> **Required work**
Copy the result of filtering the entries below for lines that include the string "title".

[App and web page records]
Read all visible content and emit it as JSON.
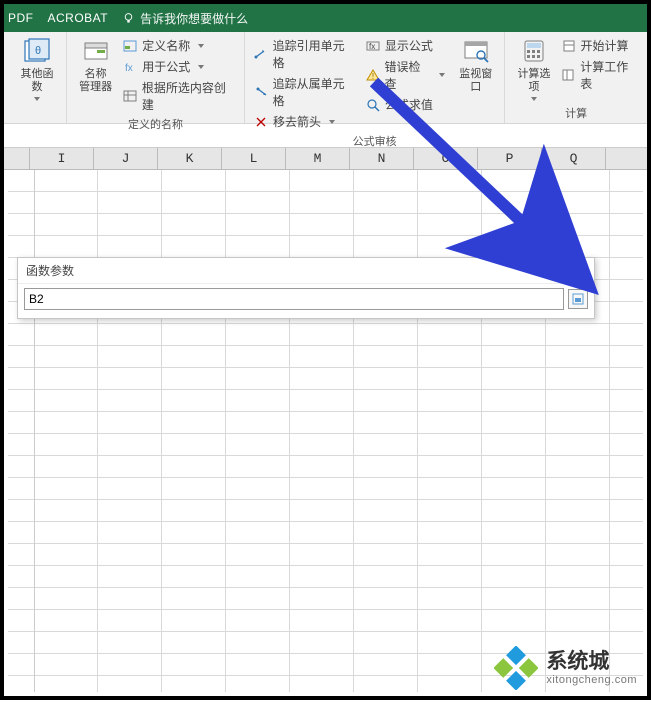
{
  "header": {
    "tabs": [
      "PDF",
      "ACROBAT"
    ],
    "tell_me": "告诉我你想要做什么"
  },
  "ribbon": {
    "group_func_lib": {
      "other_functions": "其他函数"
    },
    "group_defined_names": {
      "title": "定义的名称",
      "name_manager": "名称\n管理器",
      "define_name": "定义名称",
      "use_in_formula": "用于公式",
      "create_from_selection": "根据所选内容创建"
    },
    "group_formula_audit": {
      "title": "公式审核",
      "trace_precedents": "追踪引用单元格",
      "trace_dependents": "追踪从属单元格",
      "remove_arrows": "移去箭头",
      "show_formulas": "显示公式",
      "error_checking": "错误检查",
      "evaluate_formula": "公式求值",
      "watch_window": "监视窗口"
    },
    "group_calc": {
      "title": "计算",
      "calc_options": "计算选项",
      "calc_now": "开始计算",
      "calc_sheet": "计算工作表"
    }
  },
  "columns": [
    "I",
    "J",
    "K",
    "L",
    "M",
    "N",
    "O",
    "P",
    "Q"
  ],
  "dialog": {
    "title": "函数参数",
    "value": "B2"
  },
  "watermark": {
    "brand": "系统城",
    "url": "xitongcheng.com"
  }
}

> **Answer to this task**
      "title": "定义的名称",
      "title": "公式审核",
      "title": "计算",
    "title": "函数参数",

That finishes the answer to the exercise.